Pulling into the Crowley driveway that Thursday afternoon my mind was racing, my nerves were on edge — I knew I was about to play survivor (and for charity nonetheless) but I don’t think I fully grasped what was about to happen. I parked, and before being whisked away by my handler, I made sure to scarf down the last of my chicken parm in my car, knowing that could be my last real meal for the next four days. Next thing I knew my bags were taken, I was being interviewed and BOOM — I was then marooned and blindfolded. I just remember thinking to myself, “shit, things got real… REAL FAST”.
As a big fan of the show, I always wondered what the contestants felt like as they departed for their season and what it would be like walking on the beach for first time with the rest of the contestants. I knew this wasn’t the “real thing” but I’ll tell you, the nerves are real, even if it was for only a 4-day adventure in Maine.
The second my blindfold came off, it was sensory overload.
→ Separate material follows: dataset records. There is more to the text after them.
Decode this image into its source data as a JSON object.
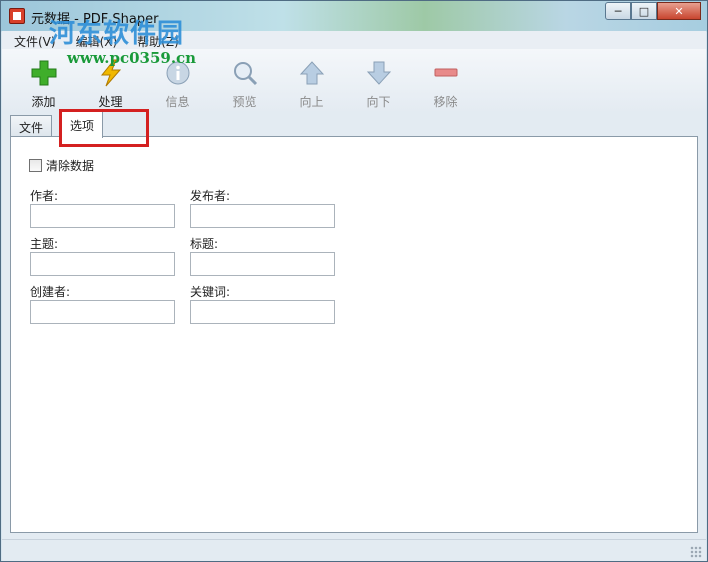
{
  "window": {
    "title": "元数据 - PDF Shaper",
    "minimize": "─",
    "maximize": "□",
    "close": "✕"
  },
  "watermark": {
    "logo_text": "河东软件园",
    "url": "www.pc0359.cn"
  },
  "menu": {
    "items": [
      "文件(V)",
      "编辑(X)",
      "帮助(Z)"
    ]
  },
  "toolbar": {
    "add": "添加",
    "process": "处理",
    "info": "信息",
    "preview": "预览",
    "up": "向上",
    "down": "向下",
    "remove": "移除"
  },
  "tabs": {
    "file": "文件",
    "options": "选项"
  },
  "options": {
    "clear_data": "清除数据",
    "author_label": "作者:",
    "author_value": "",
    "publisher_label": "发布者:",
    "publisher_value": "",
    "subject_label": "主题:",
    "subject_value": "",
    "title_label": "标题:",
    "title_value": "",
    "creator_label": "创建者:",
    "creator_value": "",
    "keywords_label": "关键词:",
    "keywords_value": ""
  },
  "colors": {
    "highlight": "#d42020",
    "add_icon": "#3fae2a",
    "process_icon": "#f0b800"
  }
}
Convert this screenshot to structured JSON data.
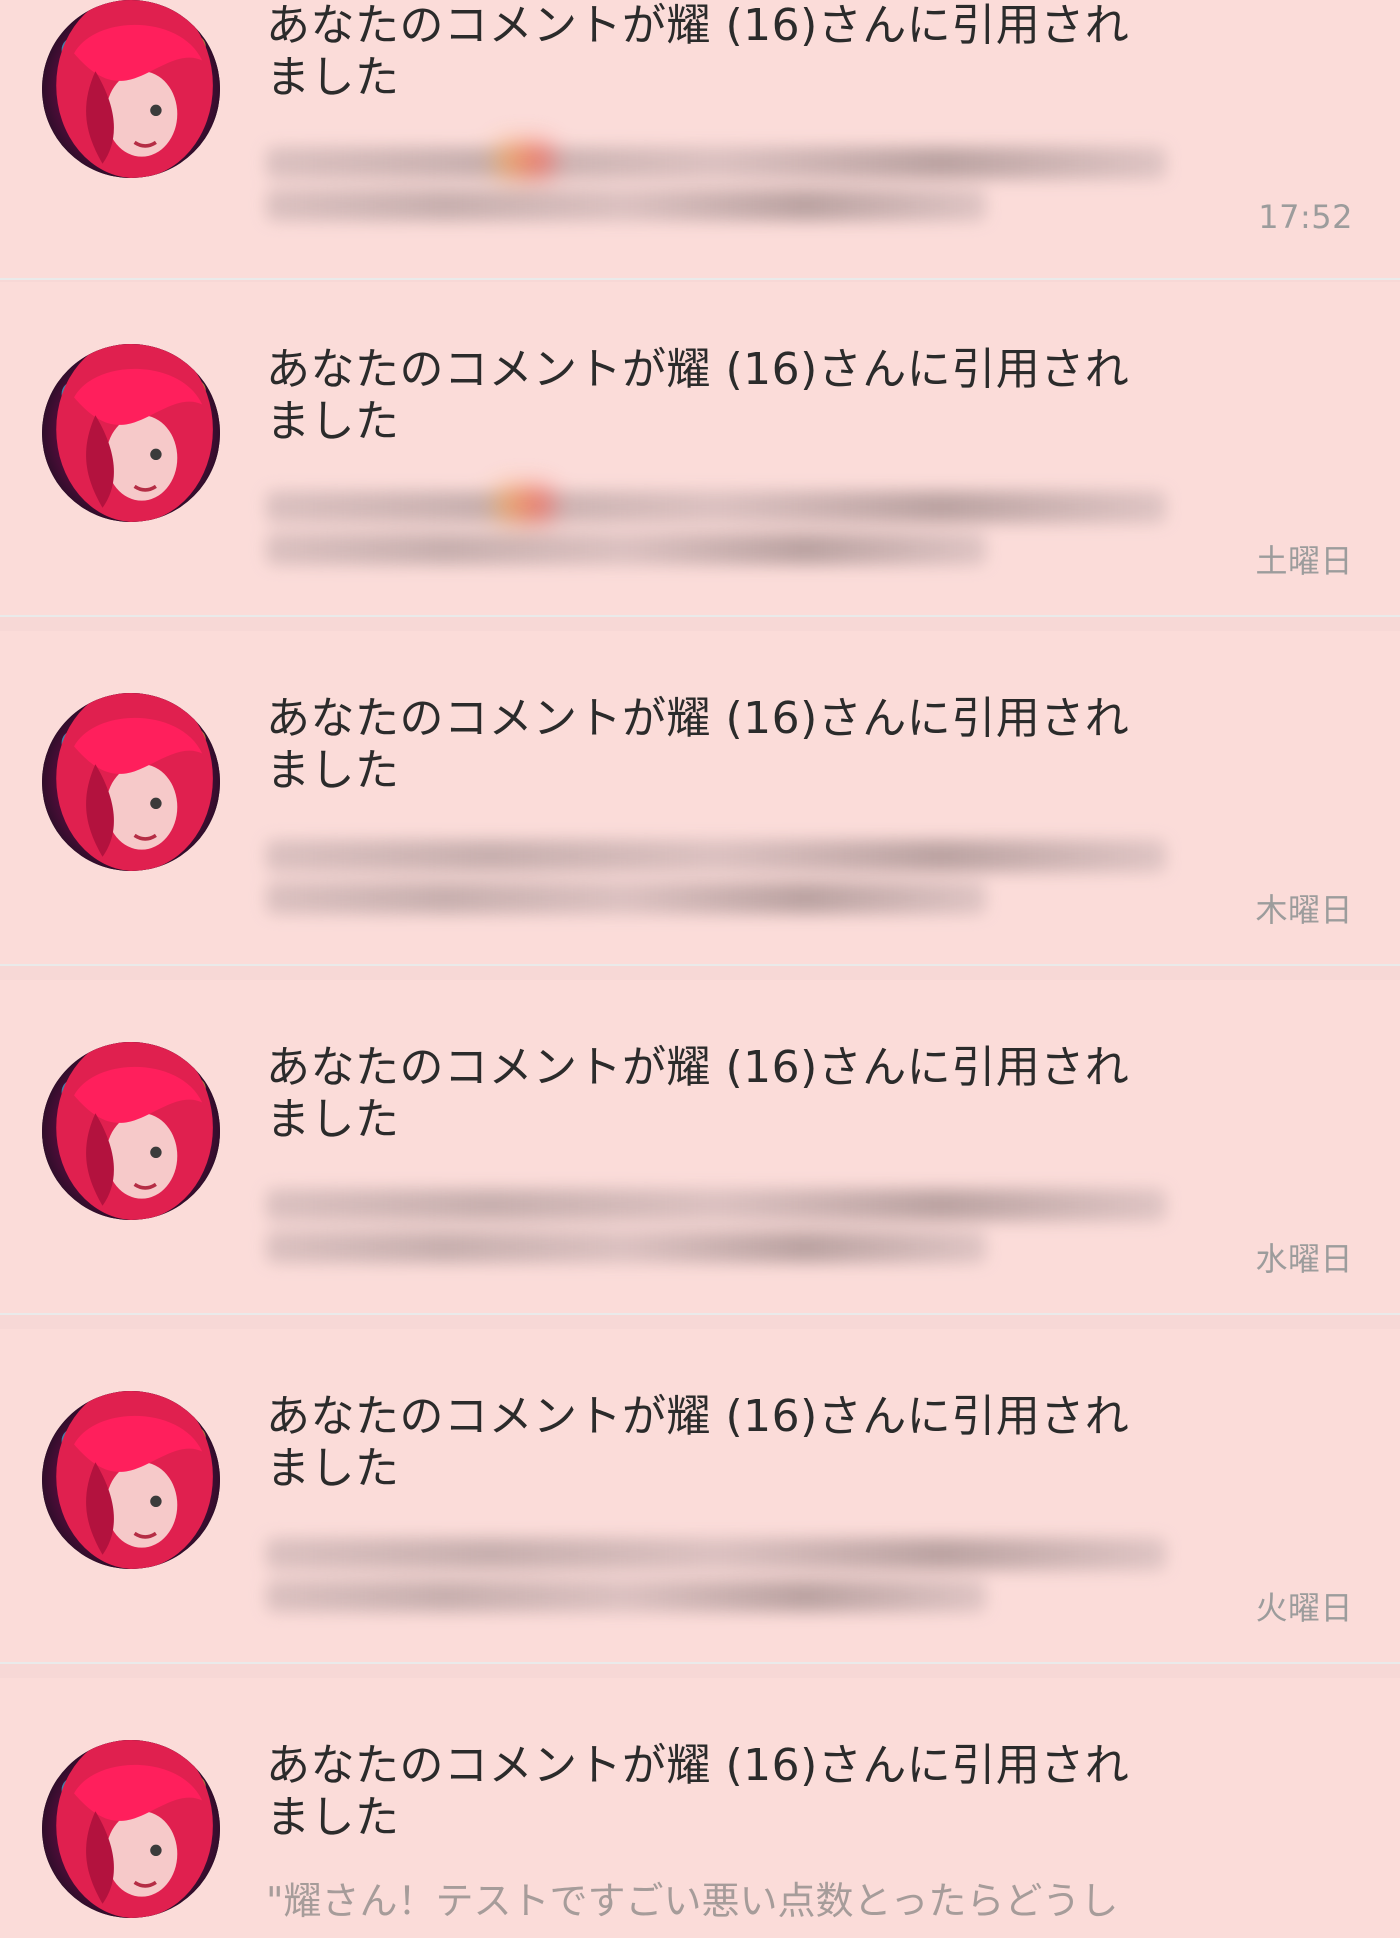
{
  "notifications": [
    {
      "title_line1": "あなたのコメントが耀 (16)さんに引用され",
      "title_line2": "ました",
      "time": "17:52"
    },
    {
      "title_line1": "あなたのコメントが耀 (16)さんに引用され",
      "title_line2": "ました",
      "time": "土曜日"
    },
    {
      "title_line1": "あなたのコメントが耀 (16)さんに引用され",
      "title_line2": "ました",
      "time": "木曜日"
    },
    {
      "title_line1": "あなたのコメントが耀 (16)さんに引用され",
      "title_line2": "ました",
      "time": "水曜日"
    },
    {
      "title_line1": "あなたのコメントが耀 (16)さんに引用され",
      "title_line2": "ました",
      "time": "火曜日"
    },
    {
      "title_line1": "あなたのコメントが耀 (16)さんに引用され",
      "title_line2": "ました",
      "preview": "\"耀さん！テストですごい悪い点数とったらどうし"
    }
  ],
  "colors": {
    "background": "#f7d8d6",
    "card": "#fbdcd9",
    "title_text": "#2b2b2b",
    "time_text": "#9c9c9c",
    "avatar_hair": "#e0204f",
    "header_strip": "#2f3a7a"
  },
  "icons": {
    "avatar": "user-avatar-photo"
  }
}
Your brain is moving a thousand miles a minute, you are tryingto survey the locale and you immediately begin sizing up the other contestants. The worst part is —- you can’t friggin talk! Your adrenaline is shooting through the roof, and as a fan, it’s a bit hard to contain yourself because you know you’re about to play SURVIVOR and you’re going crazy inside.
If there is any advice I can give to future contestants it would be this:
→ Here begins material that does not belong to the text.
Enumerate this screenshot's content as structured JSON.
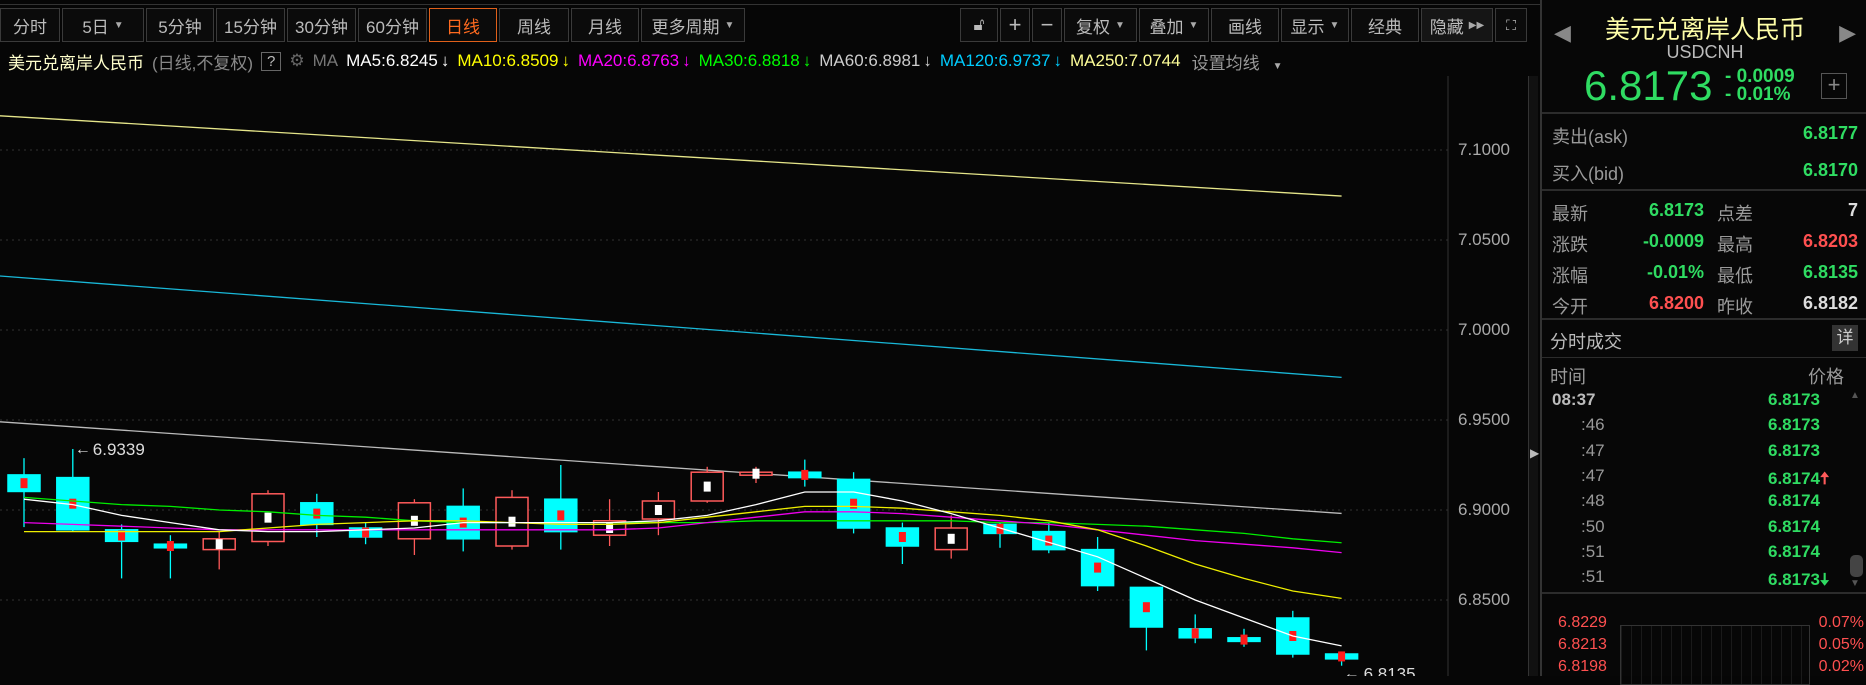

TAKE A DEEP BREATH & TAKE IT ALL IN.
Those opening seconds are like no other sporting event or athletics competition I’ve been part of before. From the kayak ride in, to standing around waiting for the opening ceremony to start, everything about Durham Warriors Survival Challenge feels like the real deal.
I remember walking into tribal, my heart was beating out of my chest (the bongo drums didn’t help ease the tension at all), and I literally have zero clue what to expect. I was nervous, scared, anxious, a little hungry and excited all rolled into one. The second you are told you can FINALLY talk, it’s like this big hallelujah moment and you don’t want to shut up…but you instantly remember, the GAME IS ON! You become super cautious of your surroundings and catch yourself thinking: who is chatting with who, who do you want to align with, who is already playing too hard, what is that person’s name again? Am I talking too much or too little? And I kept reminding myself not to be the first person asleep.
The paranoia of the first night is legit… but at least you forget you’re hungry.